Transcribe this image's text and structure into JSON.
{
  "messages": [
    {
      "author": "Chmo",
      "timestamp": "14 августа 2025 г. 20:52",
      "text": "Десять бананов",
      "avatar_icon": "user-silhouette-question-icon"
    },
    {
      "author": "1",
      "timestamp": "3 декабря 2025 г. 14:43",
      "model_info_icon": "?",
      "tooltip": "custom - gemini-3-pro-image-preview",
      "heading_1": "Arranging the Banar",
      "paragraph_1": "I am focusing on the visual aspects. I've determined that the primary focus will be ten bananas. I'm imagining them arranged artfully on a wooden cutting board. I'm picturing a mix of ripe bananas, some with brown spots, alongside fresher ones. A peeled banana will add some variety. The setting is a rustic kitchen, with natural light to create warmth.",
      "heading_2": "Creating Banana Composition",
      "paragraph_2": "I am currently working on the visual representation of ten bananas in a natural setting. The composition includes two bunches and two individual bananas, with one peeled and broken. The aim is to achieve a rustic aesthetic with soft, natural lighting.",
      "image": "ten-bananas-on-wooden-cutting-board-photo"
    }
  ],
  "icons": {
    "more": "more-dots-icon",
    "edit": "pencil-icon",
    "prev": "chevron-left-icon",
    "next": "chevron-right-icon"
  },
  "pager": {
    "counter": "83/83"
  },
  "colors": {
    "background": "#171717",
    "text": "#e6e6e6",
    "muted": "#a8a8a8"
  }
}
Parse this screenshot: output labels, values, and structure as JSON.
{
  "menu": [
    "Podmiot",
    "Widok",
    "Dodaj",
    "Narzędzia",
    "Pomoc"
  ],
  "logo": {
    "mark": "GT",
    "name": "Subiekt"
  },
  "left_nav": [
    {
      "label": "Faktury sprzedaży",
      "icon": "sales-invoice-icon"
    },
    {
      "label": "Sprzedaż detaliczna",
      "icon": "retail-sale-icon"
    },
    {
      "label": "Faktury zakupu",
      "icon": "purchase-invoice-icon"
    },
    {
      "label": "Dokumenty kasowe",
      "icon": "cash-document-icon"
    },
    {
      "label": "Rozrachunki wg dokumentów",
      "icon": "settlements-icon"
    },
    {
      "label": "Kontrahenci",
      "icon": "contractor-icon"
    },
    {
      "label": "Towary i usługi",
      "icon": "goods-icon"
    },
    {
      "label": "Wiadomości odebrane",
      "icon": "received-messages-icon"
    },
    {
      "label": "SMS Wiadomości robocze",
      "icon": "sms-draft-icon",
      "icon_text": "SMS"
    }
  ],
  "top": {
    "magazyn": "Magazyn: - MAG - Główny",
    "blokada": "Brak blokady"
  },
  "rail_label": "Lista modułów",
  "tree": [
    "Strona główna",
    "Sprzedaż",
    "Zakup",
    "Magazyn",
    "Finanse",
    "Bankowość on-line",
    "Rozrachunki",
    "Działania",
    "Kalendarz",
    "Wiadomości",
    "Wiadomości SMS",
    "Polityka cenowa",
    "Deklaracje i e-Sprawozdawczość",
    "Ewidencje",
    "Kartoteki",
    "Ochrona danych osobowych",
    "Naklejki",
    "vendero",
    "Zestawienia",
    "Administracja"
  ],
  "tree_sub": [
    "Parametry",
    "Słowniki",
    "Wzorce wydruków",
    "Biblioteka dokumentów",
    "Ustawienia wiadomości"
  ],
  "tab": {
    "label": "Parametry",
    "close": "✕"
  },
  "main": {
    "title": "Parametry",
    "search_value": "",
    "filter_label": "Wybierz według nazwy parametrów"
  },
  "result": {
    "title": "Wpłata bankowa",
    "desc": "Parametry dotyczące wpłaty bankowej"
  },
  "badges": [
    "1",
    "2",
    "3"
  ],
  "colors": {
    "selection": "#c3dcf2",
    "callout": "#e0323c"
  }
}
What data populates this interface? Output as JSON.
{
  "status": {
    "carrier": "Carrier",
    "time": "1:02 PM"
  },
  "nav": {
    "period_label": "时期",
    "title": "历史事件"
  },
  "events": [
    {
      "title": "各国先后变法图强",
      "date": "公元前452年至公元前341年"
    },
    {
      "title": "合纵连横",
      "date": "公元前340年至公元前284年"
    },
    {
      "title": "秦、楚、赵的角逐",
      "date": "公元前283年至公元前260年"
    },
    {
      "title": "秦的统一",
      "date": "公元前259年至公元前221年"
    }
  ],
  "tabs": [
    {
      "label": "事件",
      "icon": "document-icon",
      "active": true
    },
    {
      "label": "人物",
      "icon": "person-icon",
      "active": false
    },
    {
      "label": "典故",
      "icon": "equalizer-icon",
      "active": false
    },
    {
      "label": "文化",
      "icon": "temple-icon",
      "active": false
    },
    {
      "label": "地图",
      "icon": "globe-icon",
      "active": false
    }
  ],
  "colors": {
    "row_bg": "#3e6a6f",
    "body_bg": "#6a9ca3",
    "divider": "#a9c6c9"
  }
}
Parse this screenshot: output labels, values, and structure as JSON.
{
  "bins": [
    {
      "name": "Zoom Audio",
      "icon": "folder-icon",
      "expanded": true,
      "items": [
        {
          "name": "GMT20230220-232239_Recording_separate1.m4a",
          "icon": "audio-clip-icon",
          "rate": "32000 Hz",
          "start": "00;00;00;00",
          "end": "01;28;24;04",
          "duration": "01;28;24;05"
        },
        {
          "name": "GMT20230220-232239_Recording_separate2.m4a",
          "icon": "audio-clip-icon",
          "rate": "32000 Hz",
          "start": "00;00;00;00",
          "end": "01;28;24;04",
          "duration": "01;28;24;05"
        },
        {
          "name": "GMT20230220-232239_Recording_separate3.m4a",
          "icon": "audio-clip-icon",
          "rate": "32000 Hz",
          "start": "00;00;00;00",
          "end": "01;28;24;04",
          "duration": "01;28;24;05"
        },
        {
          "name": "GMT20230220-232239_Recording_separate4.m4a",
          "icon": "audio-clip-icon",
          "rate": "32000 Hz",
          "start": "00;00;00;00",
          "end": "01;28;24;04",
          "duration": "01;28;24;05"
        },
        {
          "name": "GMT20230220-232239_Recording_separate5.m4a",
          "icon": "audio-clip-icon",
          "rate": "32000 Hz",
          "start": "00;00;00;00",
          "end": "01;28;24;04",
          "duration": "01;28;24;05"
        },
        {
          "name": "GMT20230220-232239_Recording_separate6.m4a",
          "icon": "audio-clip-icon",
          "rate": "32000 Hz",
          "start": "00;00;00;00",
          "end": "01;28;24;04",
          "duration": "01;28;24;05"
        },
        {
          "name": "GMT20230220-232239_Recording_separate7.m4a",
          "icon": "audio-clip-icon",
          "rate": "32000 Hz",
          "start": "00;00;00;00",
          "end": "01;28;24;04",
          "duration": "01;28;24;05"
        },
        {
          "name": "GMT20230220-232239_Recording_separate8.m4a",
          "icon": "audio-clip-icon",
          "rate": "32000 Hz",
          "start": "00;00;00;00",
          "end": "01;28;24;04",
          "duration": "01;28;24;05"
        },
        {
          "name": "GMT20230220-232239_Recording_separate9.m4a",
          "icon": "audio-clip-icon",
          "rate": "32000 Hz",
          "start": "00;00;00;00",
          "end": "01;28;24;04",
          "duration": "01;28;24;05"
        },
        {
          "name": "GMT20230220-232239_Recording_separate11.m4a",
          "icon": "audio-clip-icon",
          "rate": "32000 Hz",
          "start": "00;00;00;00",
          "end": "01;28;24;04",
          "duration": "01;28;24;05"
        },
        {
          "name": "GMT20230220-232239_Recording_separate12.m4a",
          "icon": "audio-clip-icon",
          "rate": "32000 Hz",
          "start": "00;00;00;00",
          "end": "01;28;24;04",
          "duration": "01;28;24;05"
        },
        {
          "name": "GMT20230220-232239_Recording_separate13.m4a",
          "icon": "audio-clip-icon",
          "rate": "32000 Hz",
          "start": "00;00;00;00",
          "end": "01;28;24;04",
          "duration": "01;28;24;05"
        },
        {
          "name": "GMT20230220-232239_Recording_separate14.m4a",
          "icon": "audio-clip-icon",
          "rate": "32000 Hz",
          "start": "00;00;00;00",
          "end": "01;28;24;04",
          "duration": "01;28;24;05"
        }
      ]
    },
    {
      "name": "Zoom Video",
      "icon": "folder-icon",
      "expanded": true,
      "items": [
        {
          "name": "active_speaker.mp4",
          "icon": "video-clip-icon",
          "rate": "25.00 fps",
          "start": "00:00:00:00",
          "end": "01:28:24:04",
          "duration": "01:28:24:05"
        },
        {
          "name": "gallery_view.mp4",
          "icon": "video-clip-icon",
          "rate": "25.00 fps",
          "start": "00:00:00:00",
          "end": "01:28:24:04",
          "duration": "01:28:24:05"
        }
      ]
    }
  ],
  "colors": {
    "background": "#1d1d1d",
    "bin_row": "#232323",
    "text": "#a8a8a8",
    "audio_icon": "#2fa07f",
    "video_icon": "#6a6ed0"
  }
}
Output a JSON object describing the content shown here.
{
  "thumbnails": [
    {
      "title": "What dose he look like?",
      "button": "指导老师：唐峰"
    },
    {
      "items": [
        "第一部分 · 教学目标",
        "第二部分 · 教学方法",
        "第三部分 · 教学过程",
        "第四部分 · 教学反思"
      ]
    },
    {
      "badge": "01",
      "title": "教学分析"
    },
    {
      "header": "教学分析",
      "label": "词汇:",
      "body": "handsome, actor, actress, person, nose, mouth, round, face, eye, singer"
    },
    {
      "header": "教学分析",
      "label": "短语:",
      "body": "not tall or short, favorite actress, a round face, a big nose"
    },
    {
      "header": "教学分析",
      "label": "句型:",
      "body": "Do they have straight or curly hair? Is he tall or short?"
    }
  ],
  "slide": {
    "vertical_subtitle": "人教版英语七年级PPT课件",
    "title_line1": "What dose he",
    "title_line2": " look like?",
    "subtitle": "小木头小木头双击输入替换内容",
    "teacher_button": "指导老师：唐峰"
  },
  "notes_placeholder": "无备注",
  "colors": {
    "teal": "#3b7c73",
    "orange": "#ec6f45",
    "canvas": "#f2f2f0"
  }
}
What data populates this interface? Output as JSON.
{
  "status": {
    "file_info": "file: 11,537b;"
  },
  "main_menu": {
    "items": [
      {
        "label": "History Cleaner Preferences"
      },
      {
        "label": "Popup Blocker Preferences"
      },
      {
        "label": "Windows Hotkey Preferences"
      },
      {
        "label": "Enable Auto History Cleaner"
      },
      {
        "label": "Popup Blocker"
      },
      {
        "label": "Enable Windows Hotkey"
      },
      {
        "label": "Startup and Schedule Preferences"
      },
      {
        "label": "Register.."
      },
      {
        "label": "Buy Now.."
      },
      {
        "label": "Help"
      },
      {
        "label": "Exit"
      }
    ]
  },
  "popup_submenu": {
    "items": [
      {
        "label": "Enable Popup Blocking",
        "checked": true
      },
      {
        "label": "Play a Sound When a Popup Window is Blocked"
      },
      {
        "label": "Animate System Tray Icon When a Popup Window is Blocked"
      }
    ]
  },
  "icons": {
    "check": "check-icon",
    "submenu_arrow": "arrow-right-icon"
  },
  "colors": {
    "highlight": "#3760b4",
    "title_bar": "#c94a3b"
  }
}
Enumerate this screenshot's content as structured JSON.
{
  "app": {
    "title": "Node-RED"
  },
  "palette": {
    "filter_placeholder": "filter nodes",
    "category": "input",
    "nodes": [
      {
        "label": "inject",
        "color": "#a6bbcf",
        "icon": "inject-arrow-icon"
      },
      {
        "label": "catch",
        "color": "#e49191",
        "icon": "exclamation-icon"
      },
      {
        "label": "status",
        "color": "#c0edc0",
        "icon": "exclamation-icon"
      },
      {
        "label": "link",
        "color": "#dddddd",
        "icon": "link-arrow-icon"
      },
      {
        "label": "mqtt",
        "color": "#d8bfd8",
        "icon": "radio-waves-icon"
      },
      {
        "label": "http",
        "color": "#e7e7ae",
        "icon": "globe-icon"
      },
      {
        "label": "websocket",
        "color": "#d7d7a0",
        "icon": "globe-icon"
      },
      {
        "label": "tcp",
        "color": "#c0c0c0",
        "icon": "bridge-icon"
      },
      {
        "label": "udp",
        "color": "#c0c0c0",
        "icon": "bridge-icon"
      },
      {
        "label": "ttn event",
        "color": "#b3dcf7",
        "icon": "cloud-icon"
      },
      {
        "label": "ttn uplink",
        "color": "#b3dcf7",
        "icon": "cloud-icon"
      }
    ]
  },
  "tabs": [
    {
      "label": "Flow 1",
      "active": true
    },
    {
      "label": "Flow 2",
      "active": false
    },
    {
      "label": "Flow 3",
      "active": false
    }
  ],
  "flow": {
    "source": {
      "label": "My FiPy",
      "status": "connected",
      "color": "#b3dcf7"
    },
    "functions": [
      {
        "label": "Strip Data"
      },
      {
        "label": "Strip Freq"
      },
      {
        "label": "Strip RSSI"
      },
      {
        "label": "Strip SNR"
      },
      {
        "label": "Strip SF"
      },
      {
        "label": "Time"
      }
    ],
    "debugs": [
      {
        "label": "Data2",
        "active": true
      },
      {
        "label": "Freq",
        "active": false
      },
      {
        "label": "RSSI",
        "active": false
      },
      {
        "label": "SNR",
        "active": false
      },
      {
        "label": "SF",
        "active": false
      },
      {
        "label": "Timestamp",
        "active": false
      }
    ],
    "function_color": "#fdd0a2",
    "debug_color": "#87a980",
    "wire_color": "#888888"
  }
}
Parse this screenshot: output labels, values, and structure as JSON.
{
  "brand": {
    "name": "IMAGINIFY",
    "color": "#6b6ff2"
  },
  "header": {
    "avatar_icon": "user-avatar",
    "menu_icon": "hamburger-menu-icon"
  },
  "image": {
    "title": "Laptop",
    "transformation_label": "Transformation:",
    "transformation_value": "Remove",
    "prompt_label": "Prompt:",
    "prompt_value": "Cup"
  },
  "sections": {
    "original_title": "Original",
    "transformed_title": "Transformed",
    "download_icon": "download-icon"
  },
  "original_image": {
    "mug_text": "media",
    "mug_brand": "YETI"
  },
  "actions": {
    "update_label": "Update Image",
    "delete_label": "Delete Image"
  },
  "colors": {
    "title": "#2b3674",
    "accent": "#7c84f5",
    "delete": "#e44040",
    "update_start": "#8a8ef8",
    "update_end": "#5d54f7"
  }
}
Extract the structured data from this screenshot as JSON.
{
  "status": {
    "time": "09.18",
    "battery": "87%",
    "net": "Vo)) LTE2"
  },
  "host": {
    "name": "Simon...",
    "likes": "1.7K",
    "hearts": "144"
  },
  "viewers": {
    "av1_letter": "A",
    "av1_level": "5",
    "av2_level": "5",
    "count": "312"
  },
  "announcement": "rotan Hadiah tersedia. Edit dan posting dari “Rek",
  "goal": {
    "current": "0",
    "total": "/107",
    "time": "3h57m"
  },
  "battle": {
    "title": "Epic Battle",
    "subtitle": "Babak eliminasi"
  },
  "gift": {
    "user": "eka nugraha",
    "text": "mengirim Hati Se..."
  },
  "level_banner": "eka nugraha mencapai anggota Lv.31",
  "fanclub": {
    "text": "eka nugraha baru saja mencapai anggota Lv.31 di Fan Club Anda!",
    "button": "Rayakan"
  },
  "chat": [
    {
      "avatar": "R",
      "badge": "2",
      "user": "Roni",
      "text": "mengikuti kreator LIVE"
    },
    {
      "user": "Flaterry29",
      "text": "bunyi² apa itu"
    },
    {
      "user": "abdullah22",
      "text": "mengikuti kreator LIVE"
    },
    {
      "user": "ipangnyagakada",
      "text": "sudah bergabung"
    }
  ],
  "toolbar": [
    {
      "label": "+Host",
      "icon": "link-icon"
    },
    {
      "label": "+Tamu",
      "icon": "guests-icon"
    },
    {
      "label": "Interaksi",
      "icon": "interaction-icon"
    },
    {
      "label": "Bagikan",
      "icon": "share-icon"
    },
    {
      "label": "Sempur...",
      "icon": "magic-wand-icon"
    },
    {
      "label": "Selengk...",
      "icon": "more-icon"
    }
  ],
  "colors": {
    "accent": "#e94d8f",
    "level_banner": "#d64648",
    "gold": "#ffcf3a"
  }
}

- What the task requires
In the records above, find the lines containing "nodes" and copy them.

- Solution to the problem
    "filter_placeholder": "filter nodes",
    "nodes": [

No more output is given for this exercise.